#### [Task instructions]
Restate the data below word for word, leaving nothing out.

#### [Records for the task]
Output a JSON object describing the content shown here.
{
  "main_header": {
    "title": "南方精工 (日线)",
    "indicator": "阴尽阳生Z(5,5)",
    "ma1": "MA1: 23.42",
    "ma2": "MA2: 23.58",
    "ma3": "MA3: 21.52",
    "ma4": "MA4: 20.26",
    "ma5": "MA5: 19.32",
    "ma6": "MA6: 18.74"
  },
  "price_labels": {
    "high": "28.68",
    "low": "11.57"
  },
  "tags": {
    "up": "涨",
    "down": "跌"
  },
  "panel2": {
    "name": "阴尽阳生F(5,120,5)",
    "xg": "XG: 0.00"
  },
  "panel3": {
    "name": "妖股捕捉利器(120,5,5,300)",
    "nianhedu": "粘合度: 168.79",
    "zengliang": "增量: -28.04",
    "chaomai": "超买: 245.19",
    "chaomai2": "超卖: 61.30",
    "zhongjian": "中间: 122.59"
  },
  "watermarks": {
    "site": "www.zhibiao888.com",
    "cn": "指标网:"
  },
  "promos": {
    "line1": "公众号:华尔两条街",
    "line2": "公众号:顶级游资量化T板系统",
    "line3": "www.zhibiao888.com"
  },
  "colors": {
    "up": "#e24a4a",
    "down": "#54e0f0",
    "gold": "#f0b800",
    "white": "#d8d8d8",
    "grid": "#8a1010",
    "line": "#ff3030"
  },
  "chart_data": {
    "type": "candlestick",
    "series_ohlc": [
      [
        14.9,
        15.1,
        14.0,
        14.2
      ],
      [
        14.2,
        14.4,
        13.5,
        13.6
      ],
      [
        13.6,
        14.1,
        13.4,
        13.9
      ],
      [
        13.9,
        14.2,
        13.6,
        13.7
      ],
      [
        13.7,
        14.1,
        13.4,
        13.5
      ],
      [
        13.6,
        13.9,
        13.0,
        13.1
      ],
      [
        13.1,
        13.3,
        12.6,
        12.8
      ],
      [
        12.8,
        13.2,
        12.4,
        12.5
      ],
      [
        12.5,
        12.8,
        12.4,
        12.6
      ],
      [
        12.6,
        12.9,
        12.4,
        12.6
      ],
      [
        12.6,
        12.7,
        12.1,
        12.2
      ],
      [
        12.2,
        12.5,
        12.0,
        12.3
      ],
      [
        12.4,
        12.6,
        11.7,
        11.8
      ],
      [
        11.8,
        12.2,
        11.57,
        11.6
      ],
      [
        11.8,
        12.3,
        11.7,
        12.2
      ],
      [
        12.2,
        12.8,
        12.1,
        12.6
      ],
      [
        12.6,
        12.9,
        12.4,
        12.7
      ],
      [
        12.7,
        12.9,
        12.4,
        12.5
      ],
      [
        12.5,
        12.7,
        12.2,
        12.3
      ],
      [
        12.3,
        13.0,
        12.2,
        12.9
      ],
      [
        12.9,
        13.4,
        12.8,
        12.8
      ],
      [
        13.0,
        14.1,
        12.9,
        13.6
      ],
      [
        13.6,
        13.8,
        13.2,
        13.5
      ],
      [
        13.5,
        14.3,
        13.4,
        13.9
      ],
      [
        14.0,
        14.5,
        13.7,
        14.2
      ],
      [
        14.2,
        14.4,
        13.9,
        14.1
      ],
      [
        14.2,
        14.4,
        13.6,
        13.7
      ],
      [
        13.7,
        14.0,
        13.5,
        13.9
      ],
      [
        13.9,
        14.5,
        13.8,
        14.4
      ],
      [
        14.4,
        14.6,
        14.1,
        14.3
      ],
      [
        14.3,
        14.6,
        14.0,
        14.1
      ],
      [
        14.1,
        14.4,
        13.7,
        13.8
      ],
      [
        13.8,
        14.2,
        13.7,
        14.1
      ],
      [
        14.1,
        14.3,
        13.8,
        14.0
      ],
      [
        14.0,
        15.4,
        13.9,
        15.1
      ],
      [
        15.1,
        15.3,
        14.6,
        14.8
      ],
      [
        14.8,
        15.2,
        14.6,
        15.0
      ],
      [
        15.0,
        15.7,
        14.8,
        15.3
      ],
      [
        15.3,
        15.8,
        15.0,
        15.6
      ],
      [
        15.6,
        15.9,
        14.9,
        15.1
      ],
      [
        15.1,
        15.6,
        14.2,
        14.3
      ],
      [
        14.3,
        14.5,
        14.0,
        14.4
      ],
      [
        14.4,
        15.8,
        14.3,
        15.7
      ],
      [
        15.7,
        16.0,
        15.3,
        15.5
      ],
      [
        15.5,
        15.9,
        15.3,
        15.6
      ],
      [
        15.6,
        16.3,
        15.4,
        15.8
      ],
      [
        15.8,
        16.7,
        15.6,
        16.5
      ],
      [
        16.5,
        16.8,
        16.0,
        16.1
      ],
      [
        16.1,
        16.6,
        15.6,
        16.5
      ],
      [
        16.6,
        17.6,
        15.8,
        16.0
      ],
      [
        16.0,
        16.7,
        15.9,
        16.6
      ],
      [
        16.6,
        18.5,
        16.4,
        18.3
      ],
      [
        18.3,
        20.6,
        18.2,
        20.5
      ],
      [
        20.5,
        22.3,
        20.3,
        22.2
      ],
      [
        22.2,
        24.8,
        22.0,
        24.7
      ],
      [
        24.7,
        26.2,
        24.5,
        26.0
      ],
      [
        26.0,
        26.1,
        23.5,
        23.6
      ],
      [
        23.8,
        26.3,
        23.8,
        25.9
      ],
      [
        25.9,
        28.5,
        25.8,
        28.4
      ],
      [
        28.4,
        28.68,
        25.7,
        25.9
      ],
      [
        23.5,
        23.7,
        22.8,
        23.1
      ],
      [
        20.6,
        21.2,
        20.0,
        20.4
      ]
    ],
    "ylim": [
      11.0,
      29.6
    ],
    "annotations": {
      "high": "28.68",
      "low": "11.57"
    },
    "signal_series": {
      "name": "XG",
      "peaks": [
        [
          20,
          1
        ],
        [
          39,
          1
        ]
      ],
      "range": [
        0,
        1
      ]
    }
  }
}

#### [Answer below]
Output a JSON object describing the content shown here.
{
  "main_header": {
    "title": "南方精工 (日线)",
    "indicator": "阴尽阳生Z(5,5)",
    "ma1": "MA1: 23.42",
    "ma2": "MA2: 23.58",
    "ma3": "MA3: 21.52",
    "ma4": "MA4: 20.26",
    "ma5": "MA5: 19.32",
    "ma6": "MA6: 18.74"
  },
  "price_labels": {
    "high": "28.68",
    "low": "11.57"
  },
  "tags": {
    "up": "涨",
    "down": "跌"
  },
  "panel2": {
    "name": "阴尽阳生F(5,120,5)",
    "xg": "XG: 0.00"
  },
  "panel3": {
    "name": "妖股捕捉利器(120,5,5,300)",
    "nianhedu": "粘合度: 168.79",
    "zengliang": "增量: -28.04",
    "chaomai": "超买: 245.19",
    "chaomai2": "超卖: 61.30",
    "zhongjian": "中间: 122.59"
  },
  "watermarks": {
    "site": "www.zhibiao888.com",
    "cn": "指标网:"
  },
  "promos": {
    "line1": "公众号:华尔两条街",
    "line2": "公众号:顶级游资量化T板系统",
    "line3": "www.zhibiao888.com"
  },
  "colors": {
    "up": "#e24a4a",
    "down": "#54e0f0",
    "gold": "#f0b800",
    "white": "#d8d8d8",
    "grid": "#8a1010",
    "line": "#ff3030"
  },
  "chart_data": {
    "type": "candlestick",
    "series_ohlc": [
      [
        14.9,
        15.1,
        14.0,
        14.2
      ],
      [
        14.2,
        14.4,
        13.5,
        13.6
      ],
      [
        13.6,
        14.1,
        13.4,
        13.9
      ],
      [
        13.9,
        14.2,
        13.6,
        13.7
      ],
      [
        13.7,
        14.1,
        13.4,
        13.5
      ],
      [
        13.6,
        13.9,
        13.0,
        13.1
      ],
      [
        13.1,
        13.3,
        12.6,
        12.8
      ],
      [
        12.8,
        13.2,
        12.4,
        12.5
      ],
      [
        12.5,
        12.8,
        12.4,
        12.6
      ],
      [
        12.6,
        12.9,
        12.4,
        12.6
      ],
      [
        12.6,
        12.7,
        12.1,
        12.2
      ],
      [
        12.2,
        12.5,
        12.0,
        12.3
      ],
      [
        12.4,
        12.6,
        11.7,
        11.8
      ],
      [
        11.8,
        12.2,
        11.57,
        11.6
      ],
      [
        11.8,
        12.3,
        11.7,
        12.2
      ],
      [
        12.2,
        12.8,
        12.1,
        12.6
      ],
      [
        12.6,
        12.9,
        12.4,
        12.7
      ],
      [
        12.7,
        12.9,
        12.4,
        12.5
      ],
      [
        12.5,
        12.7,
        12.2,
        12.3
      ],
      [
        12.3,
        13.0,
        12.2,
        12.9
      ],
      [
        12.9,
        13.4,
        12.8,
        12.8
      ],
      [
        13.0,
        14.1,
        12.9,
        13.6
      ],
      [
        13.6,
        13.8,
        13.2,
        13.5
      ],
      [
        13.5,
        14.3,
        13.4,
        13.9
      ],
      [
        14.0,
        14.5,
        13.7,
        14.2
      ],
      [
        14.2,
        14.4,
        13.9,
        14.1
      ],
      [
        14.2,
        14.4,
        13.6,
        13.7
      ],
      [
        13.7,
        14.0,
        13.5,
        13.9
      ],
      [
        13.9,
        14.5,
        13.8,
        14.4
      ],
      [
        14.4,
        14.6,
        14.1,
        14.3
      ],
      [
        14.3,
        14.6,
        14.0,
        14.1
      ],
      [
        14.1,
        14.4,
        13.7,
        13.8
      ],
      [
        13.8,
        14.2,
        13.7,
        14.1
      ],
      [
        14.1,
        14.3,
        13.8,
        14.0
      ],
      [
        14.0,
        15.4,
        13.9,
        15.1
      ],
      [
        15.1,
        15.3,
        14.6,
        14.8
      ],
      [
        14.8,
        15.2,
        14.6,
        15.0
      ],
      [
        15.0,
        15.7,
        14.8,
        15.3
      ],
      [
        15.3,
        15.8,
        15.0,
        15.6
      ],
      [
        15.6,
        15.9,
        14.9,
        15.1
      ],
      [
        15.1,
        15.6,
        14.2,
        14.3
      ],
      [
        14.3,
        14.5,
        14.0,
        14.4
      ],
      [
        14.4,
        15.8,
        14.3,
        15.7
      ],
      [
        15.7,
        16.0,
        15.3,
        15.5
      ],
      [
        15.5,
        15.9,
        15.3,
        15.6
      ],
      [
        15.6,
        16.3,
        15.4,
        15.8
      ],
      [
        15.8,
        16.7,
        15.6,
        16.5
      ],
      [
        16.5,
        16.8,
        16.0,
        16.1
      ],
      [
        16.1,
        16.6,
        15.6,
        16.5
      ],
      [
        16.6,
        17.6,
        15.8,
        16.0
      ],
      [
        16.0,
        16.7,
        15.9,
        16.6
      ],
      [
        16.6,
        18.5,
        16.4,
        18.3
      ],
      [
        18.3,
        20.6,
        18.2,
        20.5
      ],
      [
        20.5,
        22.3,
        20.3,
        22.2
      ],
      [
        22.2,
        24.8,
        22.0,
        24.7
      ],
      [
        24.7,
        26.2,
        24.5,
        26.0
      ],
      [
        26.0,
        26.1,
        23.5,
        23.6
      ],
      [
        23.8,
        26.3,
        23.8,
        25.9
      ],
      [
        25.9,
        28.5,
        25.8,
        28.4
      ],
      [
        28.4,
        28.68,
        25.7,
        25.9
      ],
      [
        23.5,
        23.7,
        22.8,
        23.1
      ],
      [
        20.6,
        21.2,
        20.0,
        20.4
      ]
    ],
    "ylim": [
      11.0,
      29.6
    ],
    "annotations": {
      "high": "28.68",
      "low": "11.57"
    },
    "signal_series": {
      "name": "XG",
      "peaks": [
        [
          20,
          1
        ],
        [
          39,
          1
        ]
      ],
      "range": [
        0,
        1
      ]
    }
  }
}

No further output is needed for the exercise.